From first line to last, output the records below exactly.

Entries from a dataset of interfaces:
* * *

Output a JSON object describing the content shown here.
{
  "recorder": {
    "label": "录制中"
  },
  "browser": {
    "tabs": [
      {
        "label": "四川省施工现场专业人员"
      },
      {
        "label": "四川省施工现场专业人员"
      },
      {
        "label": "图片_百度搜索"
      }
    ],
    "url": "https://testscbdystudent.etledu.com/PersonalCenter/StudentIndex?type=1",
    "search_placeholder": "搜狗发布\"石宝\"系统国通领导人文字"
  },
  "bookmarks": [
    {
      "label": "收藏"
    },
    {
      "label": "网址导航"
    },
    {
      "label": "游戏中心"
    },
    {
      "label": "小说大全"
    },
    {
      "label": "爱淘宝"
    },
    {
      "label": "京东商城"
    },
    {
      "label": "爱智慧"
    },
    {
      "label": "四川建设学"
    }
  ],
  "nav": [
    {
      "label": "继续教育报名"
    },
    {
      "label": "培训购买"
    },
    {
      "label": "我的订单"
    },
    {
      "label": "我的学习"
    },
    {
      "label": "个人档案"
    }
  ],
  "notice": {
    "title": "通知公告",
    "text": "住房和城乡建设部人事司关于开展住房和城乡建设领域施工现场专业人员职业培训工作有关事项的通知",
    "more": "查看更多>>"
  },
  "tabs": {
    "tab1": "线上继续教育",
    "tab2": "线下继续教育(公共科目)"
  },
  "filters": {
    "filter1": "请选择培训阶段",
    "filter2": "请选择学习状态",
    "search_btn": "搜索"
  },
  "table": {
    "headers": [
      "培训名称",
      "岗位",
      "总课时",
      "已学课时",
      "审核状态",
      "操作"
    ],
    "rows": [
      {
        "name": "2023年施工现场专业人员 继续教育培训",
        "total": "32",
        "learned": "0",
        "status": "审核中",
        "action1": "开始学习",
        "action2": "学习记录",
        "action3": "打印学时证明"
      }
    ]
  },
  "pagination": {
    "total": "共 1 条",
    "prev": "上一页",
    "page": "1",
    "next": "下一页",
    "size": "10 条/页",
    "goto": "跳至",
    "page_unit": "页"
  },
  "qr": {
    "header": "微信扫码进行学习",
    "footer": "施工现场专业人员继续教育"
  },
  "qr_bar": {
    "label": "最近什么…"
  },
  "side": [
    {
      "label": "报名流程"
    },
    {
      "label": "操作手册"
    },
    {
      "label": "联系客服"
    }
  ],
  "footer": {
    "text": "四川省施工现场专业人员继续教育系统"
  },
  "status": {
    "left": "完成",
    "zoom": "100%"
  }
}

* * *

## ANSWER:
Output a JSON object describing the content shown here.
{
  "recorder": {
    "label": "录制中"
  },
  "browser": {
    "tabs": [
      {
        "label": "四川省施工现场专业人员"
      },
      {
        "label": "四川省施工现场专业人员"
      },
      {
        "label": "图片_百度搜索"
      }
    ],
    "url": "https://testscbdystudent.etledu.com/PersonalCenter/StudentIndex?type=1",
    "search_placeholder": "搜狗发布\"石宝\"系统国通领导人文字"
  },
  "bookmarks": [
    {
      "label": "收藏"
    },
    {
      "label": "网址导航"
    },
    {
      "label": "游戏中心"
    },
    {
      "label": "小说大全"
    },
    {
      "label": "爱淘宝"
    },
    {
      "label": "京东商城"
    },
    {
      "label": "爱智慧"
    },
    {
      "label": "四川建设学"
    }
  ],
  "nav": [
    {
      "label": "继续教育报名"
    },
    {
      "label": "培训购买"
    },
    {
      "label": "我的订单"
    },
    {
      "label": "我的学习"
    },
    {
      "label": "个人档案"
    }
  ],
  "notice": {
    "title": "通知公告",
    "text": "住房和城乡建设部人事司关于开展住房和城乡建设领域施工现场专业人员职业培训工作有关事项的通知",
    "more": "查看更多>>"
  },
  "tabs": {
    "tab1": "线上继续教育",
    "tab2": "线下继续教育(公共科目)"
  },
  "filters": {
    "filter1": "请选择培训阶段",
    "filter2": "请选择学习状态",
    "search_btn": "搜索"
  },
  "table": {
    "headers": [
      "培训名称",
      "岗位",
      "总课时",
      "已学课时",
      "审核状态",
      "操作"
    ],
    "rows": [
      {
        "name": "2023年施工现场专业人员 继续教育培训",
        "total": "32",
        "learned": "0",
        "status": "审核中",
        "action1": "开始学习",
        "action2": "学习记录",
        "action3": "打印学时证明"
      }
    ]
  },
  "pagination": {
    "total": "共 1 条",
    "prev": "上一页",
    "page": "1",
    "next": "下一页",
    "size": "10 条/页",
    "goto": "跳至",
    "page_unit": "页"
  },
  "qr": {
    "header": "微信扫码进行学习",
    "footer": "施工现场专业人员继续教育"
  },
  "qr_bar": {
    "label": "最近什么…"
  },
  "side": [
    {
      "label": "报名流程"
    },
    {
      "label": "操作手册"
    },
    {
      "label": "联系客服"
    }
  ],
  "footer": {
    "text": "四川省施工现场专业人员继续教育系统"
  },
  "status": {
    "left": "完成",
    "zoom": "100%"
  }
}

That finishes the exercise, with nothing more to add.